In your copy, leave out all pictures and reproduce every entry exactly.
------ Supplied records ------
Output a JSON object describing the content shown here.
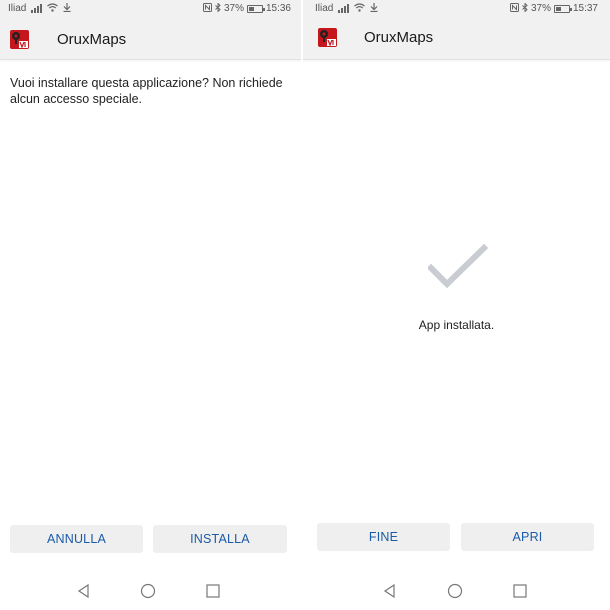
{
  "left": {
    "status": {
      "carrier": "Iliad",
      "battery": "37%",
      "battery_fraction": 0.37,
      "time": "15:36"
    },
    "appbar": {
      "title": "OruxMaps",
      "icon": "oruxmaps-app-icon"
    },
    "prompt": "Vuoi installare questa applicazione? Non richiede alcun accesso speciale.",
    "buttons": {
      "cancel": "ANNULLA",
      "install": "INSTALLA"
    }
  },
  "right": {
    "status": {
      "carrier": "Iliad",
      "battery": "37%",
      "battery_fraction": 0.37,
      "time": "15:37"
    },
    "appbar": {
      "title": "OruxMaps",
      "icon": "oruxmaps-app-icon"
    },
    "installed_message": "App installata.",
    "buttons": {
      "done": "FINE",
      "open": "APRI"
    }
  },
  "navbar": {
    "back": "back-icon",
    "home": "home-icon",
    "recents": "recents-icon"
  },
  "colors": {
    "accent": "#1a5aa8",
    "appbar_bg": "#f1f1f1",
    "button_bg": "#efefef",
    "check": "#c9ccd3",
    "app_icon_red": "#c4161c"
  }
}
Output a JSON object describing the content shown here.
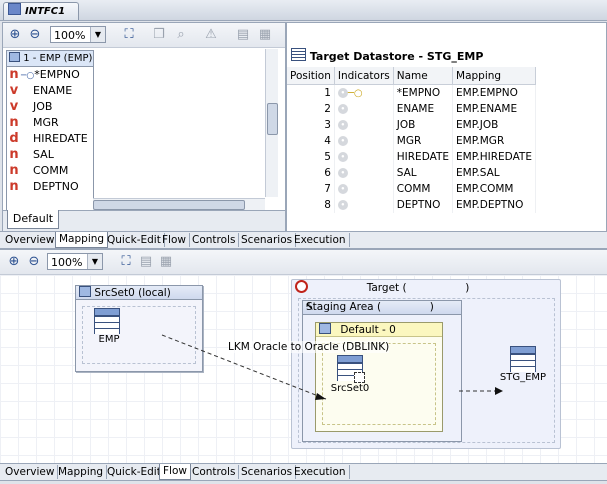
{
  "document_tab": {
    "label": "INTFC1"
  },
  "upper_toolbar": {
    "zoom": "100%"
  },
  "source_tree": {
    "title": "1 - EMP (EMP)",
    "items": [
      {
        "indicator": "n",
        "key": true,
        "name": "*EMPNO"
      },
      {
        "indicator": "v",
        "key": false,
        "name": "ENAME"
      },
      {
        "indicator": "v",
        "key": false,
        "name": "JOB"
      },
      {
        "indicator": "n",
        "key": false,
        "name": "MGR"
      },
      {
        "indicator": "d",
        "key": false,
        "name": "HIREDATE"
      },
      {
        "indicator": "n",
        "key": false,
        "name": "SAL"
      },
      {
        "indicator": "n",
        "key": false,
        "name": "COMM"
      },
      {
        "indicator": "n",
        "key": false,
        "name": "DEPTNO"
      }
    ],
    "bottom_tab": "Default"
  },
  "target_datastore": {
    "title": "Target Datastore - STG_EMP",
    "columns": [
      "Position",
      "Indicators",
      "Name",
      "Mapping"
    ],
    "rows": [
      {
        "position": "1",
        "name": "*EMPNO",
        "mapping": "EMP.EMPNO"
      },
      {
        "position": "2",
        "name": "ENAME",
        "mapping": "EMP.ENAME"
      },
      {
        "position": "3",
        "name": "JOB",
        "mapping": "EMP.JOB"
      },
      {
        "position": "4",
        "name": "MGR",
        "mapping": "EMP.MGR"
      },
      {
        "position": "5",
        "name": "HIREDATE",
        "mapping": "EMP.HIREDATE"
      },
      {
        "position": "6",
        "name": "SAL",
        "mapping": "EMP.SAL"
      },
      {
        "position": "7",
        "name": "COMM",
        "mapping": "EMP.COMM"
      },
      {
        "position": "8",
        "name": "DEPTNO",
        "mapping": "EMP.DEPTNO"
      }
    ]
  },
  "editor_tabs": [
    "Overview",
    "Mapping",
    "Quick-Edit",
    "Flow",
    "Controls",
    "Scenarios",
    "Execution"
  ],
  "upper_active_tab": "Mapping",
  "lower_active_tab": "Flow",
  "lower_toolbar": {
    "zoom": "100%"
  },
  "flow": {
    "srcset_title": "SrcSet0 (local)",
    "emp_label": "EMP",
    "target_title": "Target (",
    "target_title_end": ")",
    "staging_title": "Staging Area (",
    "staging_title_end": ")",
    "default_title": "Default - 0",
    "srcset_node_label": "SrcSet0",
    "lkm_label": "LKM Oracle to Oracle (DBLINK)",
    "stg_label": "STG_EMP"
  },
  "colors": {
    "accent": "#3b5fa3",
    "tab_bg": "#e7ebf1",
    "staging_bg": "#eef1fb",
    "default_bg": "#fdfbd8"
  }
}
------
**Reply**
Output a JSON object describing the content shown here.
{
  "left": {
    "status": {
      "carrier": "Iliad",
      "battery": "37%",
      "battery_fraction": 0.37,
      "time": "15:36"
    },
    "appbar": {
      "title": "OruxMaps",
      "icon": "oruxmaps-app-icon"
    },
    "prompt": "Vuoi installare questa applicazione? Non richiede alcun accesso speciale.",
    "buttons": {
      "cancel": "ANNULLA",
      "install": "INSTALLA"
    }
  },
  "right": {
    "status": {
      "carrier": "Iliad",
      "battery": "37%",
      "battery_fraction": 0.37,
      "time": "15:37"
    },
    "appbar": {
      "title": "OruxMaps",
      "icon": "oruxmaps-app-icon"
    },
    "installed_message": "App installata.",
    "buttons": {
      "done": "FINE",
      "open": "APRI"
    }
  },
  "navbar": {
    "back": "back-icon",
    "home": "home-icon",
    "recents": "recents-icon"
  },
  "colors": {
    "accent": "#1a5aa8",
    "appbar_bg": "#f1f1f1",
    "button_bg": "#efefef",
    "check": "#c9ccd3",
    "app_icon_red": "#c4161c"
  }
}
Output a JSON object describing the content shown here.
{
  "document_tab": {
    "label": "INTFC1"
  },
  "upper_toolbar": {
    "zoom": "100%"
  },
  "source_tree": {
    "title": "1 - EMP (EMP)",
    "items": [
      {
        "indicator": "n",
        "key": true,
        "name": "*EMPNO"
      },
      {
        "indicator": "v",
        "key": false,
        "name": "ENAME"
      },
      {
        "indicator": "v",
        "key": false,
        "name": "JOB"
      },
      {
        "indicator": "n",
        "key": false,
        "name": "MGR"
      },
      {
        "indicator": "d",
        "key": false,
        "name": "HIREDATE"
      },
      {
        "indicator": "n",
        "key": false,
        "name": "SAL"
      },
      {
        "indicator": "n",
        "key": false,
        "name": "COMM"
      },
      {
        "indicator": "n",
        "key": false,
        "name": "DEPTNO"
      }
    ],
    "bottom_tab": "Default"
  },
  "target_datastore": {
    "title": "Target Datastore - STG_EMP",
    "columns": [
      "Position",
      "Indicators",
      "Name",
      "Mapping"
    ],
    "rows": [
      {
        "position": "1",
        "name": "*EMPNO",
        "mapping": "EMP.EMPNO"
      },
      {
        "position": "2",
        "name": "ENAME",
        "mapping": "EMP.ENAME"
      },
      {
        "position": "3",
        "name": "JOB",
        "mapping": "EMP.JOB"
      },
      {
        "position": "4",
        "name": "MGR",
        "mapping": "EMP.MGR"
      },
      {
        "position": "5",
        "name": "HIREDATE",
        "mapping": "EMP.HIREDATE"
      },
      {
        "position": "6",
        "name": "SAL",
        "mapping": "EMP.SAL"
      },
      {
        "position": "7",
        "name": "COMM",
        "mapping": "EMP.COMM"
      },
      {
        "position": "8",
        "name": "DEPTNO",
        "mapping": "EMP.DEPTNO"
      }
    ]
  },
  "editor_tabs": [
    "Overview",
    "Mapping",
    "Quick-Edit",
    "Flow",
    "Controls",
    "Scenarios",
    "Execution"
  ],
  "upper_active_tab": "Mapping",
  "lower_active_tab": "Flow",
  "lower_toolbar": {
    "zoom": "100%"
  },
  "flow": {
    "srcset_title": "SrcSet0 (local)",
    "emp_label": "EMP",
    "target_title": "Target (",
    "target_title_end": ")",
    "staging_title": "Staging Area (",
    "staging_title_end": ")",
    "default_title": "Default - 0",
    "srcset_node_label": "SrcSet0",
    "lkm_label": "LKM Oracle to Oracle (DBLINK)",
    "stg_label": "STG_EMP"
  },
  "colors": {
    "accent": "#3b5fa3",
    "tab_bg": "#e7ebf1",
    "staging_bg": "#eef1fb",
    "default_bg": "#fdfbd8"
  }
}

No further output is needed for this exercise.